Yan, which is Mandarin for Eye, is building computer vision software for liquid handling robots. It does auto calibration and error correction. Even to of the line machines don’t have computer vision, and no start-up has been able to build it because these big lab robots are completely closed platforms. But with Opentrons, Yan can not only prototype but sell their software kit on top of our platform. To continue the computing analogy, if we are the iPhone, they are Square.

Lifengine - selling a reagent product on top of Opentrons' platform
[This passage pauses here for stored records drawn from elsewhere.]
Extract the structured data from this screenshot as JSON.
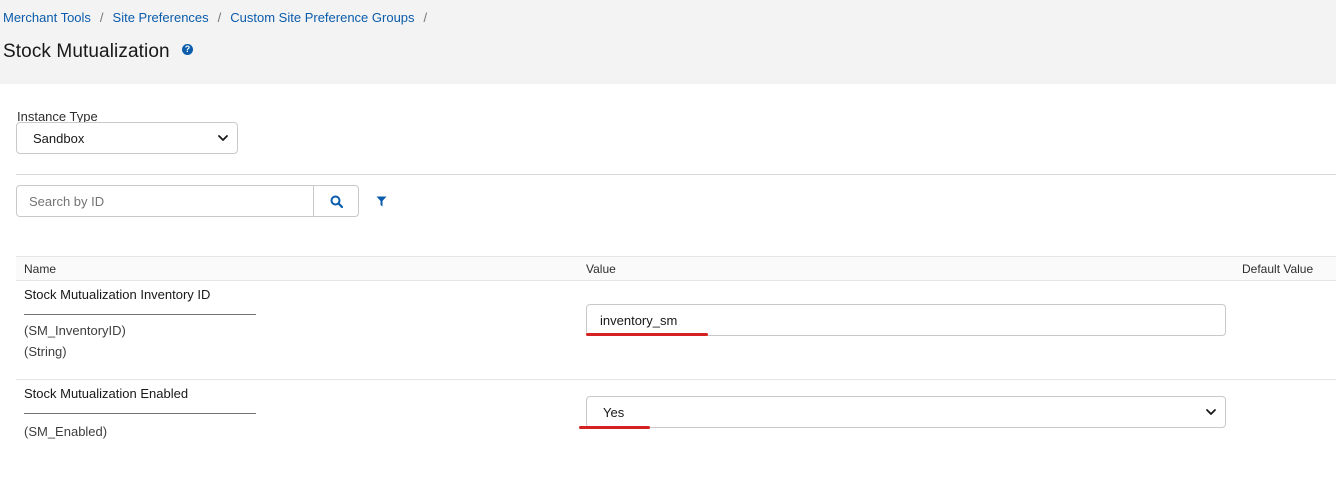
{
  "breadcrumb": [
    {
      "label": "Merchant Tools"
    },
    {
      "label": "Site Preferences"
    },
    {
      "label": "Custom Site Preference Groups"
    }
  ],
  "breadcrumb_separator": "/",
  "page_title": "Stock Mutualization",
  "help_icon_glyph": "?",
  "instance_type": {
    "label": "Instance Type",
    "selected": "Sandbox"
  },
  "search": {
    "placeholder": "Search by ID"
  },
  "table": {
    "columns": [
      "Name",
      "Value",
      "Default Value"
    ],
    "rows": [
      {
        "title": "Stock Mutualization Inventory ID",
        "id": "(SM_InventoryID)",
        "type": "(String)",
        "value": "inventory_sm",
        "control": "text-input"
      },
      {
        "title": "Stock Mutualization Enabled",
        "id": "(SM_Enabled)",
        "value": "Yes",
        "control": "select"
      }
    ]
  },
  "colors": {
    "link": "#0b5cab",
    "header_bg": "#f3f3f3",
    "annotation_red": "#d42121"
  },
  "icons": [
    "help-icon",
    "search-icon",
    "filter-icon",
    "chevron-down-icon"
  ]
}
Lifengine is a start-up from the Mayo Clinic. The Ekker lab put out the first paper citing Opentrons in the Journal of Human Gene Therapy this spring. It detailed FusX, a single pot TALEN synthesis system. Basically, you combine the right parts together from their DNA library and you get the targeted gene editing protein you want.

Combinatorial assemblies are tedious and error-prone by hand, but something a robot does really well. That’s why they built the protocol onto Opentrons. Now, users can type in their 15 base pair target sequence into our web app, put Lifengine’s FusX reagent kits on the deck, and hit ‘run’ to basically ‘print’ a TALEN.

This type of innovation, the FusX kit, usually sits in an add-gene catalog. But with Opentrons, a new pathway is available. Lifengine was able to create a plug-and-play system with a built in market of 130 labs and growing. Rather than hire a global sales force like a traditional reagent company, they can distribute through our ‘app store,’ staying lean and focusing on innovating their product.


That’s all the stories I have time for now, but if you want to hear more, or to talk about how you can use Opentrons to accelerate your work, come talk to me. Thanks!